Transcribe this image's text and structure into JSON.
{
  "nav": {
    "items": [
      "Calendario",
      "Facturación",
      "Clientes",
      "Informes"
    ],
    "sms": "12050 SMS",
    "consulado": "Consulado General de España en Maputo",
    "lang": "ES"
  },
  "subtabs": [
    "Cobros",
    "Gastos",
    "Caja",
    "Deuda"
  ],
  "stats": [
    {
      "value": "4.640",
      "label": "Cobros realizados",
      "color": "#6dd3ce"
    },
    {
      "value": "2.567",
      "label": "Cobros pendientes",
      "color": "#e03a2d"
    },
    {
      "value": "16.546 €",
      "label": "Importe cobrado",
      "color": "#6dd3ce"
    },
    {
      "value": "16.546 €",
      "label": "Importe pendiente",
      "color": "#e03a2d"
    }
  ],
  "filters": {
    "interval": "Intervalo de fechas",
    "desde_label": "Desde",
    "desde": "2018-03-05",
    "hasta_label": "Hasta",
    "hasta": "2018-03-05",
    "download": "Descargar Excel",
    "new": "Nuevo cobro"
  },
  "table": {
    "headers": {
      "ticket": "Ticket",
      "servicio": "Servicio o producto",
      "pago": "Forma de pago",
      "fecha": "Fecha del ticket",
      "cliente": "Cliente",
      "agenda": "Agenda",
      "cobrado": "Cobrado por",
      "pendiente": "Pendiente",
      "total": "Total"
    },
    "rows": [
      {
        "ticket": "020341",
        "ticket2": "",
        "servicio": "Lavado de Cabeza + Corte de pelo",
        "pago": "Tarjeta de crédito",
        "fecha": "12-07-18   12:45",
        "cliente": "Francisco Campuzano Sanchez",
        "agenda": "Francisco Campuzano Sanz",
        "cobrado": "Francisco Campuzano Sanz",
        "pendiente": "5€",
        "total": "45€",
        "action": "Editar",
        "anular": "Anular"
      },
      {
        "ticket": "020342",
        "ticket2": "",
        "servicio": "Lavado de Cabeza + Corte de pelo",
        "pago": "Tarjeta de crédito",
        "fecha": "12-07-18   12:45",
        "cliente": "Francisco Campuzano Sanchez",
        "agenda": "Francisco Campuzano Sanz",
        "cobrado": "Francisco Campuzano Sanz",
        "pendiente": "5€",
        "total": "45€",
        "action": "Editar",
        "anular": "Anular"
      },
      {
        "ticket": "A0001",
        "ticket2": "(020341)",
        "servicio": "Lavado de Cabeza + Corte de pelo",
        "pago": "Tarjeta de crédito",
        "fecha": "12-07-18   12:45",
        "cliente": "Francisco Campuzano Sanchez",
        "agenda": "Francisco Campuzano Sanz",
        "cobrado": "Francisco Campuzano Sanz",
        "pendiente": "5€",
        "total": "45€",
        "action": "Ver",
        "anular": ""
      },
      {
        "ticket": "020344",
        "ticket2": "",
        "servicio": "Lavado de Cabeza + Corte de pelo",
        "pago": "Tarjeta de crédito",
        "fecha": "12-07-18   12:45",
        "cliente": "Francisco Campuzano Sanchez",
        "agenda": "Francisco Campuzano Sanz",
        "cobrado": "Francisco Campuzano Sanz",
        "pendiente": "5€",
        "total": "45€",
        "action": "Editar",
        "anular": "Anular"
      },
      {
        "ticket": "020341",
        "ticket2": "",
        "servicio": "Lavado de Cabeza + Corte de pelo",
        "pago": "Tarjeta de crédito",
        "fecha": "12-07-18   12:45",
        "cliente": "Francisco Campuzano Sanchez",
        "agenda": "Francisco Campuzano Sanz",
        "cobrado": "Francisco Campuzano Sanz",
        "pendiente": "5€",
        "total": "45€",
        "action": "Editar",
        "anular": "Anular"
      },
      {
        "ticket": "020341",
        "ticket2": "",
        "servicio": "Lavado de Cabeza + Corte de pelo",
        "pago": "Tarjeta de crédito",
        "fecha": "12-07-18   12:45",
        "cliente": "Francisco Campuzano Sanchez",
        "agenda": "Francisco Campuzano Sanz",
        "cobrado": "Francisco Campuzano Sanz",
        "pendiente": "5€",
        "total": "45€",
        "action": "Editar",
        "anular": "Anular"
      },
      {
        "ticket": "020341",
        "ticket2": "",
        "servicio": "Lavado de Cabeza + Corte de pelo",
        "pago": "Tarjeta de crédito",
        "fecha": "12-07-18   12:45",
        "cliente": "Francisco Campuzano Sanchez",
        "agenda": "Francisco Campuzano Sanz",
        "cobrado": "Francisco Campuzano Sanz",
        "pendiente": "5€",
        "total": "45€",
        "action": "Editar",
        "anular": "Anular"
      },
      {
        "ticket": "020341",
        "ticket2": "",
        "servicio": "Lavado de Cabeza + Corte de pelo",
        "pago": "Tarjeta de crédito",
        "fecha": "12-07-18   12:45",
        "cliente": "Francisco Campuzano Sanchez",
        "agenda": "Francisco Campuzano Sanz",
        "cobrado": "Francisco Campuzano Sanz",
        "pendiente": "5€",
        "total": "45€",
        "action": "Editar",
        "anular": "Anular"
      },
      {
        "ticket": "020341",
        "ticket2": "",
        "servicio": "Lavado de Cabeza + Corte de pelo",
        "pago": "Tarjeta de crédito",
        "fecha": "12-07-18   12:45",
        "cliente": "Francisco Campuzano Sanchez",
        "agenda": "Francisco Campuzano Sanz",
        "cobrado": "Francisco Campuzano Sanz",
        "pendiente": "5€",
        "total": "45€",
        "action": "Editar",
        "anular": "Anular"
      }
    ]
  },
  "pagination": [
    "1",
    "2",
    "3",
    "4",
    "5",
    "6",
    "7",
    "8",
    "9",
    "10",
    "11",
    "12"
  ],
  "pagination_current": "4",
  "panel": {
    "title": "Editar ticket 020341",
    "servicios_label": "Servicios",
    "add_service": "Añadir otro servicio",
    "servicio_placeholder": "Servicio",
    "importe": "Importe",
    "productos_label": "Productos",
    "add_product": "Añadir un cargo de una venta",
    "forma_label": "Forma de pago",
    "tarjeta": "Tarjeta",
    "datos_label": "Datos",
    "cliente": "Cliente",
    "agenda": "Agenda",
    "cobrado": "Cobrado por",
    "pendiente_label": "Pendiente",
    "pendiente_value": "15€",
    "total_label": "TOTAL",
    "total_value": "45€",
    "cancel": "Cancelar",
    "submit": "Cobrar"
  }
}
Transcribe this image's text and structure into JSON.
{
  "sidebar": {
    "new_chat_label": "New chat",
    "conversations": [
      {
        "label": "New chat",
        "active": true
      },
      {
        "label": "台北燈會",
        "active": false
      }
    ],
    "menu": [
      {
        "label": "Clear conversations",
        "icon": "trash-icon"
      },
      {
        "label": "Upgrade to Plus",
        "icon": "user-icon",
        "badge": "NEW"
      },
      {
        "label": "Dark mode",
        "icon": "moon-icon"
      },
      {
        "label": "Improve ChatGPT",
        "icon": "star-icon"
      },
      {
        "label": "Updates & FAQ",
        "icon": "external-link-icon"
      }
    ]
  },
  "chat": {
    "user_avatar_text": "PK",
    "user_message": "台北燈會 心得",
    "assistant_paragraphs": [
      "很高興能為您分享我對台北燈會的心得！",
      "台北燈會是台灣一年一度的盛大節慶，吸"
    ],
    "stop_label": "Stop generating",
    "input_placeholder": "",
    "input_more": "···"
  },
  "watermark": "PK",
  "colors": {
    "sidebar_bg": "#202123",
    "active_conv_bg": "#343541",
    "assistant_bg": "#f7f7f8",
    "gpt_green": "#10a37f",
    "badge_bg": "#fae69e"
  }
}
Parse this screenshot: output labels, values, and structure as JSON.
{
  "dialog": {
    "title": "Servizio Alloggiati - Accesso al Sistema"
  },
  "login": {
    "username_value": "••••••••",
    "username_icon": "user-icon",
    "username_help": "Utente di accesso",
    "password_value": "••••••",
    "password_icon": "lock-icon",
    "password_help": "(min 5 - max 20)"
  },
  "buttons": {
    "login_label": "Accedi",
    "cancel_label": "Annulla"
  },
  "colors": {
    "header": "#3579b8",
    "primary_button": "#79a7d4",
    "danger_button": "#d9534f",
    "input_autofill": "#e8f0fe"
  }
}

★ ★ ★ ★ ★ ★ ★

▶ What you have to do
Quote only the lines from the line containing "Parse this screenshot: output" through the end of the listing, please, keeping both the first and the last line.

▶ Task answer
Parse this screenshot: output labels, values, and structure as JSON.
{
  "dialog": {
    "title": "Servizio Alloggiati - Accesso al Sistema"
  },
  "login": {
    "username_value": "••••••••",
    "username_icon": "user-icon",
    "username_help": "Utente di accesso",
    "password_value": "••••••",
    "password_icon": "lock-icon",
    "password_help": "(min 5 - max 20)"
  },
  "buttons": {
    "login_label": "Accedi",
    "cancel_label": "Annulla"
  },
  "colors": {
    "header": "#3579b8",
    "primary_button": "#79a7d4",
    "danger_button": "#d9534f",
    "input_autofill": "#e8f0fe"
  }
}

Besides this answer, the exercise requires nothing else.